> _INPUT DATA_:
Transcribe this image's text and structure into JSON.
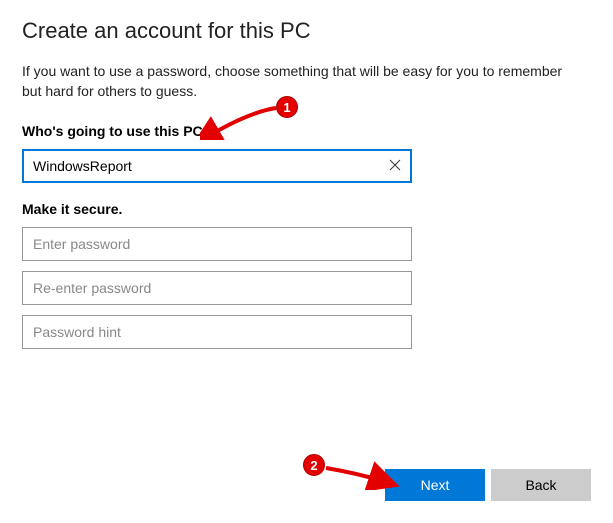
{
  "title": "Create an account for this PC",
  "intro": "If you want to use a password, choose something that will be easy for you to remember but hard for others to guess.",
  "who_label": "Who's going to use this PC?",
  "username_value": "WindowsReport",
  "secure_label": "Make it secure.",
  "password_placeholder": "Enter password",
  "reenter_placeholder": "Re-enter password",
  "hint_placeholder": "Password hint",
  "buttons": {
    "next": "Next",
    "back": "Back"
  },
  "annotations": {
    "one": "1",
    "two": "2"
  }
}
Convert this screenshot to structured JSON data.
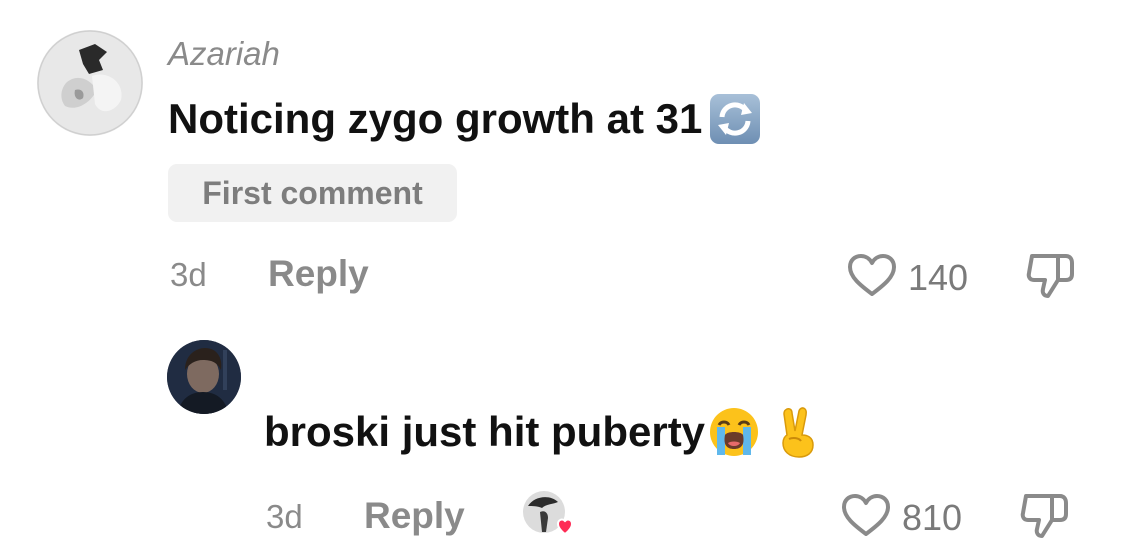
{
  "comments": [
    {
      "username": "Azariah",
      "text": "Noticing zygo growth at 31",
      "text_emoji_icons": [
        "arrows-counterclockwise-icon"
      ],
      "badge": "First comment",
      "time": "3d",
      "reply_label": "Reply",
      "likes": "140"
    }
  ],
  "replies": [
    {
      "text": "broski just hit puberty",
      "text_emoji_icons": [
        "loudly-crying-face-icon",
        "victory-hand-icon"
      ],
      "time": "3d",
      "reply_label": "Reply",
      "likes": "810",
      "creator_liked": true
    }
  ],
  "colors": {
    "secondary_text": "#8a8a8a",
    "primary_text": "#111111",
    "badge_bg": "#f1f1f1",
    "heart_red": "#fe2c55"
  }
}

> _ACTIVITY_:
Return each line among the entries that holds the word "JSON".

> _RESPONSE BELOW_:
Transcribe this image's text and structure into JSON.
Convert this screenshot to structured JSON data.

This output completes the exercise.